Almost fifty years ago, when my student T. Y. Li and I wrote a math paper titled “Period 3 Implies Chaos”, I could not predict the effect that title would have. Chaos. It would go on to have a life of its own, far beyond the mathematical proof contained in our short paper.
Since then, the word has risen and fallen in popularity, while others, like complexity, have emerged. But the principles are the same: there are limits to what we can accurately predict. Many systems are sensitive to initial conditions. And above all: a fully deterministic system can still be unpredictable.
This reflection could have easily been titled “50,000 Years of Chaos.” Humans have always known that slight differences can have dramatic consequences: a boulder lands a meter away from a man’s sleeping head—a meter that contains an entire world. Mathematicians merely put numbers to a principle that needed no introduction.
When novelists use Heisenberg’s uncertainty principle as an explanation for divorce, they are speaking by analogy. Chaos, on the other hand, is both a formal mathematical discipline, and a fact about the contingency of our daily lives—we buy health and life insurance in order to manage it. A world that is shorn of chaos doesn’t look anything like ours.
But chaos is also a phenomenon that applies to precise numerical quantities, whether those quantities are water molecules or animal populations. The reason why it took so long to mathematically formalize, is because people wanted to find clean linear solutions to differential equations.

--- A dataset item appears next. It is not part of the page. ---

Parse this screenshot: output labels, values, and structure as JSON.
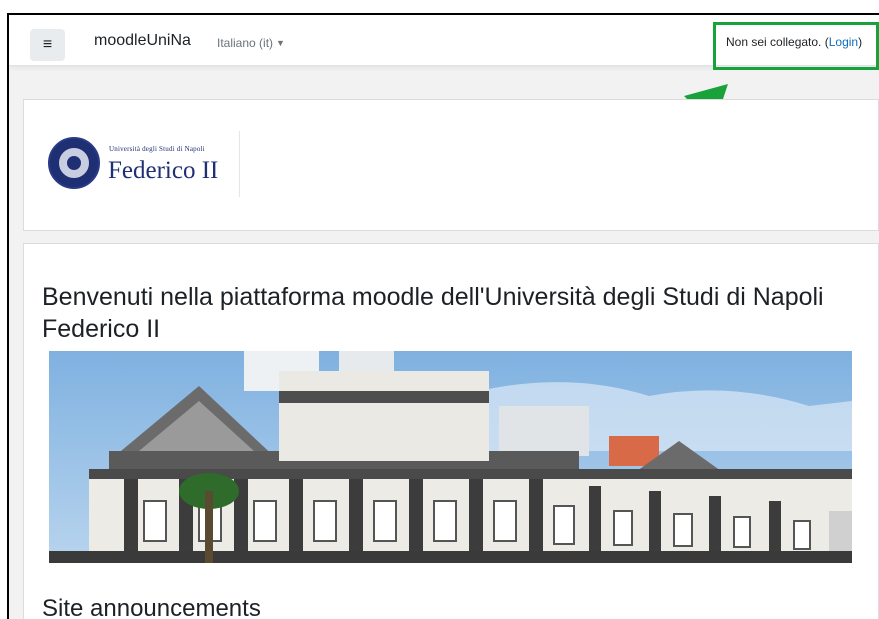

But the vast majority of such equations are not easily solvable, being nonlinear and chaotic. As Stanislaw Ulam famously quipped, “to call the study of chaos ‘nonlinear science’ was like calling zoology ‘the study of non elephant animals’.”James Yorke – 50 Years of Chaos in The Latecomer